** TASK OBJECTIVE **
For every line below, restate it exactly and drop the images.
[LISTED RECORDS Boundary: Start]
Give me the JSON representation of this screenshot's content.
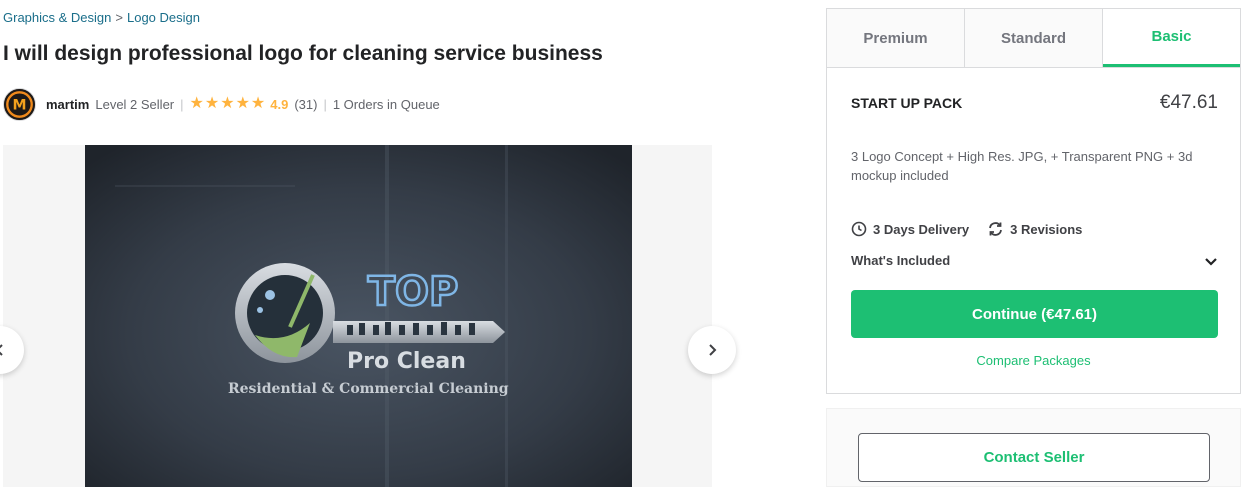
{
  "breadcrumb": {
    "category": "Graphics & Design",
    "separator": ">",
    "subcategory": "Logo Design"
  },
  "gig": {
    "title": "I will design professional logo for cleaning service business"
  },
  "seller": {
    "name": "martim",
    "level": "Level 2 Seller",
    "rating": "4.9",
    "stars": 5,
    "reviews": "(31)",
    "queue": "1 Orders in Queue",
    "divider": "|",
    "avatar_letter": "M"
  },
  "gallery": {
    "logo": {
      "brand_top": "TOP",
      "brand_name": "Pro Clean",
      "tagline": "Residential & Commercial Cleaning"
    },
    "prev_icon": "chevron-left-icon",
    "next_icon": "chevron-right-icon"
  },
  "packages": {
    "tabs": [
      {
        "label": "Premium",
        "active": false
      },
      {
        "label": "Standard",
        "active": false
      },
      {
        "label": "Basic",
        "active": true
      }
    ],
    "selected": {
      "name": "START UP PACK",
      "price": "€47.61",
      "description": "3 Logo Concept + High Res. JPG, + Transparent PNG + 3d mockup included",
      "delivery": "3 Days Delivery",
      "revisions": "3 Revisions",
      "whats_included": "What's Included"
    },
    "continue_label": "Continue (€47.61)",
    "compare_label": "Compare Packages"
  },
  "contact": {
    "label": "Contact Seller"
  },
  "colors": {
    "accent": "#1dbf73",
    "star": "#ffb33e",
    "link": "#1a6e8a"
  }
}
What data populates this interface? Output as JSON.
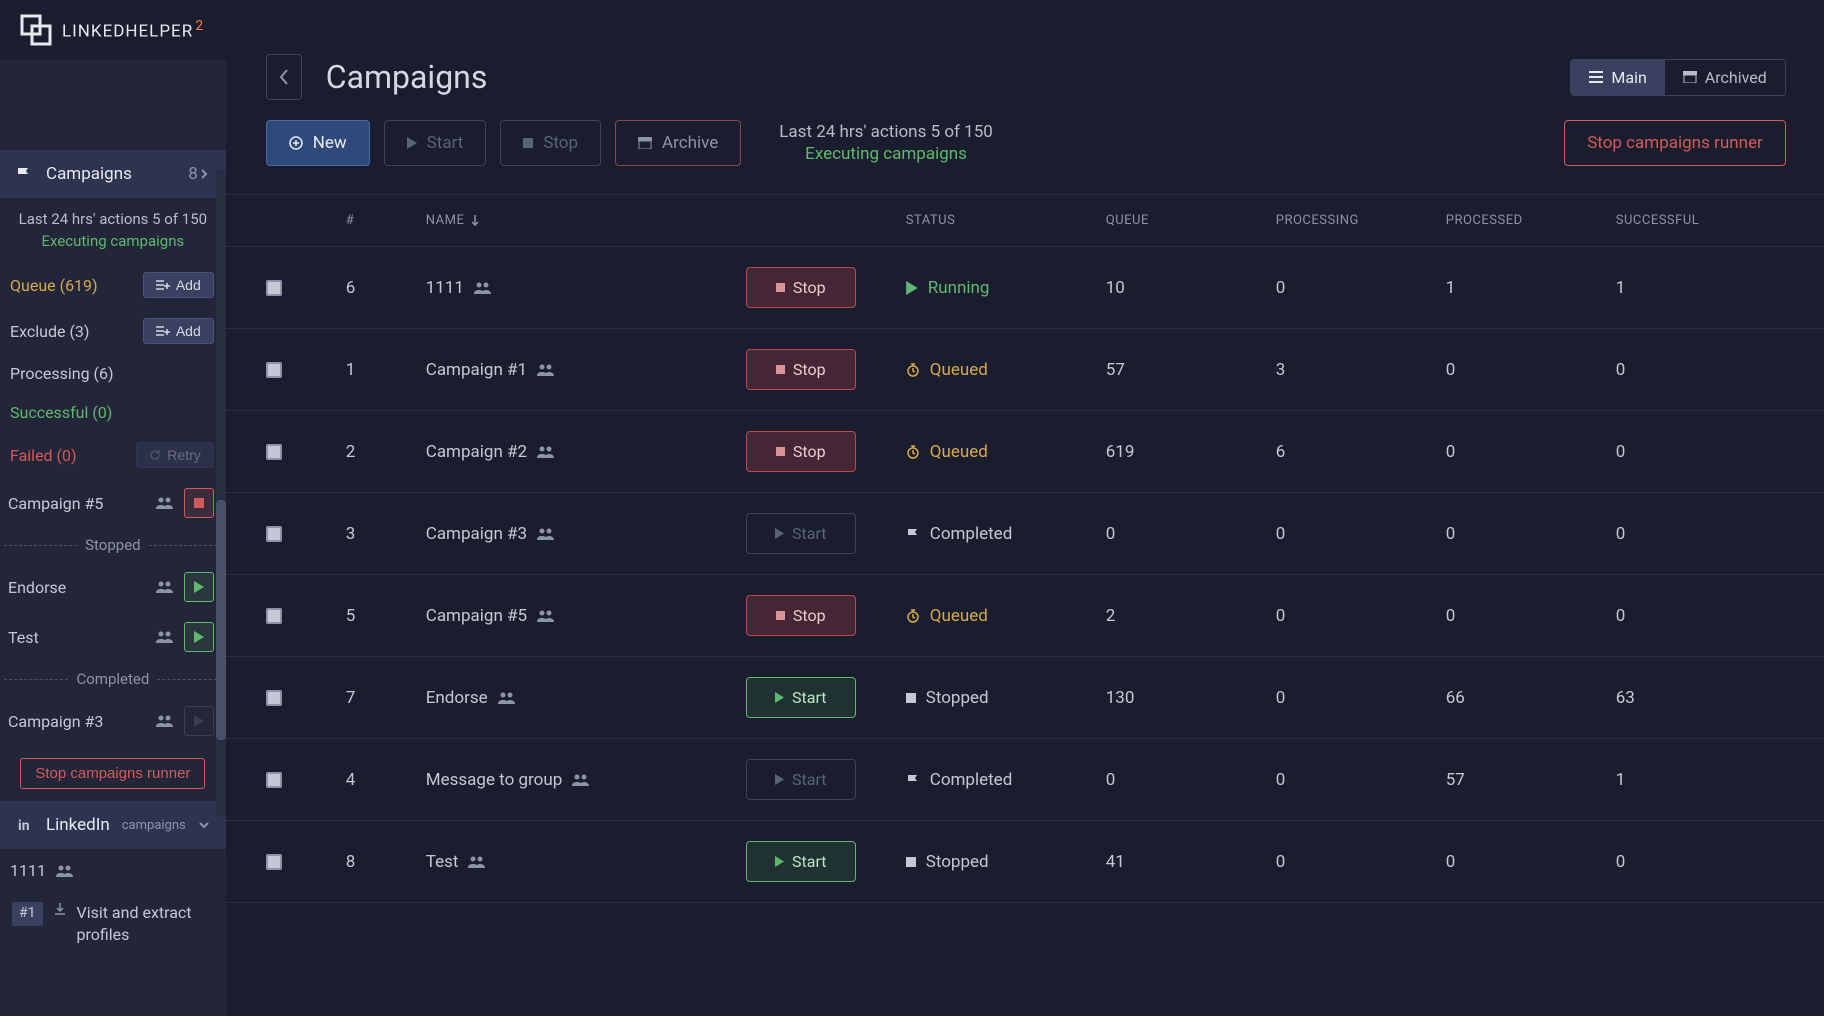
{
  "brand": {
    "name": "LINKEDHELPER",
    "sup": "2"
  },
  "sidebar": {
    "nav": {
      "label": "Campaigns",
      "count": "8"
    },
    "stats": {
      "line1": "Last 24 hrs' actions 5 of 150",
      "line2": "Executing campaigns"
    },
    "queue": {
      "label": "Queue (619)",
      "add": "Add"
    },
    "exclude": {
      "label": "Exclude (3)",
      "add": "Add"
    },
    "processing": {
      "label": "Processing (6)"
    },
    "successful": {
      "label": "Successful (0)"
    },
    "failed": {
      "label": "Failed (0)",
      "retry": "Retry"
    },
    "active": {
      "name": "Campaign #5"
    },
    "stopped_header": "Stopped",
    "stopped": [
      {
        "name": "Endorse"
      },
      {
        "name": "Test"
      }
    ],
    "completed_header": "Completed",
    "completed": [
      {
        "name": "Campaign #3"
      }
    ],
    "stop_runner": "Stop campaigns runner",
    "linkedin": {
      "label": "LinkedIn",
      "sub": "campaigns"
    },
    "account": {
      "name": "1111"
    },
    "task": {
      "num": "#1",
      "text": "Visit and extract profiles"
    }
  },
  "header": {
    "title": "Campaigns",
    "tab_main": "Main",
    "tab_archived": "Archived"
  },
  "toolbar": {
    "new": "New",
    "start": "Start",
    "stop": "Stop",
    "archive": "Archive",
    "stats_line1": "Last 24 hrs' actions 5 of 150",
    "stats_line2": "Executing campaigns",
    "stop_runner": "Stop campaigns runner"
  },
  "table": {
    "headers": {
      "num": "#",
      "name": "NAME",
      "status": "STATUS",
      "queue": "QUEUE",
      "processing": "PROCESSING",
      "processed": "PROCESSED",
      "successful": "SUCCESSFUL"
    },
    "rows": [
      {
        "num": "6",
        "name": "1111",
        "btn": "Stop",
        "btn_type": "stop",
        "status": "Running",
        "status_type": "running",
        "queue": "10",
        "processing": "0",
        "processed": "1",
        "successful": "1"
      },
      {
        "num": "1",
        "name": "Campaign #1",
        "btn": "Stop",
        "btn_type": "stop",
        "status": "Queued",
        "status_type": "queued",
        "queue": "57",
        "processing": "3",
        "processed": "0",
        "successful": "0"
      },
      {
        "num": "2",
        "name": "Campaign #2",
        "btn": "Stop",
        "btn_type": "stop",
        "status": "Queued",
        "status_type": "queued",
        "queue": "619",
        "processing": "6",
        "processed": "0",
        "successful": "0"
      },
      {
        "num": "3",
        "name": "Campaign #3",
        "btn": "Start",
        "btn_type": "start-dim",
        "status": "Completed",
        "status_type": "completed",
        "queue": "0",
        "processing": "0",
        "processed": "0",
        "successful": "0"
      },
      {
        "num": "5",
        "name": "Campaign #5",
        "btn": "Stop",
        "btn_type": "stop",
        "status": "Queued",
        "status_type": "queued",
        "queue": "2",
        "processing": "0",
        "processed": "0",
        "successful": "0"
      },
      {
        "num": "7",
        "name": "Endorse",
        "btn": "Start",
        "btn_type": "start",
        "status": "Stopped",
        "status_type": "stopped",
        "queue": "130",
        "processing": "0",
        "processed": "66",
        "successful": "63"
      },
      {
        "num": "4",
        "name": "Message to group",
        "btn": "Start",
        "btn_type": "start-dim",
        "status": "Completed",
        "status_type": "completed",
        "queue": "0",
        "processing": "0",
        "processed": "57",
        "successful": "1"
      },
      {
        "num": "8",
        "name": "Test",
        "btn": "Start",
        "btn_type": "start",
        "status": "Stopped",
        "status_type": "stopped",
        "queue": "41",
        "processing": "0",
        "processed": "0",
        "successful": "0"
      }
    ]
  }
}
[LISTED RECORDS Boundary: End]
** WRITTEN REPLY **
Give me the JSON representation of this screenshot's content.
{
  "breadcrumb": {
    "category": "Graphics & Design",
    "separator": ">",
    "subcategory": "Logo Design"
  },
  "gig": {
    "title": "I will design professional logo for cleaning service business"
  },
  "seller": {
    "name": "martim",
    "level": "Level 2 Seller",
    "rating": "4.9",
    "stars": 5,
    "reviews": "(31)",
    "queue": "1 Orders in Queue",
    "divider": "|",
    "avatar_letter": "M"
  },
  "gallery": {
    "logo": {
      "brand_top": "TOP",
      "brand_name": "Pro Clean",
      "tagline": "Residential & Commercial Cleaning"
    },
    "prev_icon": "chevron-left-icon",
    "next_icon": "chevron-right-icon"
  },
  "packages": {
    "tabs": [
      {
        "label": "Premium",
        "active": false
      },
      {
        "label": "Standard",
        "active": false
      },
      {
        "label": "Basic",
        "active": true
      }
    ],
    "selected": {
      "name": "START UP PACK",
      "price": "€47.61",
      "description": "3 Logo Concept + High Res. JPG, + Transparent PNG + 3d mockup included",
      "delivery": "3 Days Delivery",
      "revisions": "3 Revisions",
      "whats_included": "What's Included"
    },
    "continue_label": "Continue (€47.61)",
    "compare_label": "Compare Packages"
  },
  "contact": {
    "label": "Contact Seller"
  },
  "colors": {
    "accent": "#1dbf73",
    "star": "#ffb33e",
    "link": "#1a6e8a"
  }
}
What data populates this interface? Output as JSON.
{
  "brand": {
    "name": "LINKEDHELPER",
    "sup": "2"
  },
  "sidebar": {
    "nav": {
      "label": "Campaigns",
      "count": "8"
    },
    "stats": {
      "line1": "Last 24 hrs' actions 5 of 150",
      "line2": "Executing campaigns"
    },
    "queue": {
      "label": "Queue (619)",
      "add": "Add"
    },
    "exclude": {
      "label": "Exclude (3)",
      "add": "Add"
    },
    "processing": {
      "label": "Processing (6)"
    },
    "successful": {
      "label": "Successful (0)"
    },
    "failed": {
      "label": "Failed (0)",
      "retry": "Retry"
    },
    "active": {
      "name": "Campaign #5"
    },
    "stopped_header": "Stopped",
    "stopped": [
      {
        "name": "Endorse"
      },
      {
        "name": "Test"
      }
    ],
    "completed_header": "Completed",
    "completed": [
      {
        "name": "Campaign #3"
      }
    ],
    "stop_runner": "Stop campaigns runner",
    "linkedin": {
      "label": "LinkedIn",
      "sub": "campaigns"
    },
    "account": {
      "name": "1111"
    },
    "task": {
      "num": "#1",
      "text": "Visit and extract profiles"
    }
  },
  "header": {
    "title": "Campaigns",
    "tab_main": "Main",
    "tab_archived": "Archived"
  },
  "toolbar": {
    "new": "New",
    "start": "Start",
    "stop": "Stop",
    "archive": "Archive",
    "stats_line1": "Last 24 hrs' actions 5 of 150",
    "stats_line2": "Executing campaigns",
    "stop_runner": "Stop campaigns runner"
  },
  "table": {
    "headers": {
      "num": "#",
      "name": "NAME",
      "status": "STATUS",
      "queue": "QUEUE",
      "processing": "PROCESSING",
      "processed": "PROCESSED",
      "successful": "SUCCESSFUL"
    },
    "rows": [
      {
        "num": "6",
        "name": "1111",
        "btn": "Stop",
        "btn_type": "stop",
        "status": "Running",
        "status_type": "running",
        "queue": "10",
        "processing": "0",
        "processed": "1",
        "successful": "1"
      },
      {
        "num": "1",
        "name": "Campaign #1",
        "btn": "Stop",
        "btn_type": "stop",
        "status": "Queued",
        "status_type": "queued",
        "queue": "57",
        "processing": "3",
        "processed": "0",
        "successful": "0"
      },
      {
        "num": "2",
        "name": "Campaign #2",
        "btn": "Stop",
        "btn_type": "stop",
        "status": "Queued",
        "status_type": "queued",
        "queue": "619",
        "processing": "6",
        "processed": "0",
        "successful": "0"
      },
      {
        "num": "3",
        "name": "Campaign #3",
        "btn": "Start",
        "btn_type": "start-dim",
        "status": "Completed",
        "status_type": "completed",
        "queue": "0",
        "processing": "0",
        "processed": "0",
        "successful": "0"
      },
      {
        "num": "5",
        "name": "Campaign #5",
        "btn": "Stop",
        "btn_type": "stop",
        "status": "Queued",
        "status_type": "queued",
        "queue": "2",
        "processing": "0",
        "processed": "0",
        "successful": "0"
      },
      {
        "num": "7",
        "name": "Endorse",
        "btn": "Start",
        "btn_type": "start",
        "status": "Stopped",
        "status_type": "stopped",
        "queue": "130",
        "processing": "0",
        "processed": "66",
        "successful": "63"
      },
      {
        "num": "4",
        "name": "Message to group",
        "btn": "Start",
        "btn_type": "start-dim",
        "status": "Completed",
        "status_type": "completed",
        "queue": "0",
        "processing": "0",
        "processed": "57",
        "successful": "1"
      },
      {
        "num": "8",
        "name": "Test",
        "btn": "Start",
        "btn_type": "start",
        "status": "Stopped",
        "status_type": "stopped",
        "queue": "41",
        "processing": "0",
        "processed": "0",
        "successful": "0"
      }
    ]
  }
}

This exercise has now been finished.